      understand the apparent conflict between Deuteronomy and
      Romans? (Romans makes clear that no one can, through
      human effort, meet the perfect standard of righteousness
      required by God. On the other hand, Deuteronomy teaches
      us that we all have free choice. We can choose life or we
      can choose death. We can choose to “walk” in God’s ways
      or we can choose to live a disobedient life.)

      1. Do these choices have consequences? (Deuteronomy
        30:16 tells us that obedience helps us to “live and
        increase.” Deuteronomy 30:18 tells us that if we
        disobey we will be destroyed.)

      2. Notice again Deuteronomy 30:19-20. Who else benefits
        from our choices? (Our children! We previously
        observed how the choices of Adam and Eve impacted
        the lives of their children – who themselves made

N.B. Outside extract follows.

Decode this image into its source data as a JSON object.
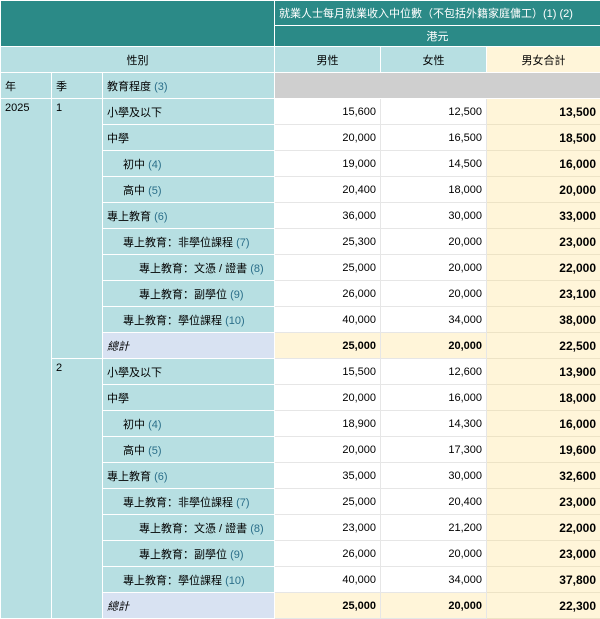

  3. The Rule of Choice

    1. The media and some Christians scoffed when a prominent
      American television evangelist pointed out that the
      recent devastation in Haiti might have something to do
      with the long-standing practice of voodoo by some
      Haitians. Is that a reasonable statement, given the texts
      we have just studied? (Yes.)

      1. What about all of the Haitians who are devout
        Christians? Can they suffer because of the choices
        of others? Or, do earthquakes have nothing to do
        with the choice of anyone?

    2. Read Luke 13:1-5. What does Jesus say about suffering and
      sin? (Sin will kill the wicked in the end. However, bad
      things that happen to us during life might not be the
      result of our sin.)

      1. How can Jesus disagree with what Moses was inspired
        to write in Deuteronomy 30? (I think this is like
        English grammar – there are exceptions to the rule.
        The general rule, noted by the evangelist, is that
        our choices have consequences for good or for evil.
        But, sometimes bad things happen which have nothing
        to do with the choices that we made. Jesus warns us
        against thinking that we are more righteous because
        we have not suffered.)

    3. Read Hebrews 11:32-34. Are these heroes of faith? (Yes.
      This is the “faith chapter” of the Bible and these are
      some of the heroes.)

      1. How did life turn out for these heroes? (It turned
        out great. They won!)

    4. Read Hebrews 11:35-38. Are these also heroes of faith?
      (Yes. But, their names are not even mentioned.)

      1. How did life turn out for these heroes? (It was
        lousy – the worst (“sawed in two”)!)

    5. Read Hebrews 11:40. How do you explain these outcomes in
      the face of our study about choice and the results? (The
      normal rule is that choosing God makes our life better
      here on earth. Sometimes this rule does not apply, and we
      cannot conclude someone is a sinner just because they
      suffer. But, there are no exceptions to the rule when it
      comes to eternal life. Choosing God brings eternal life.
      Choosing evil brings eternal death.)

    6. Friend, will you choose eternal life today? Why not,
      right now, ask Jesus to be your Master and ask that the
      Holy Spirit guide your life into right choices?

  4. Next week: Celebrating Spiritual and Physical Fitness.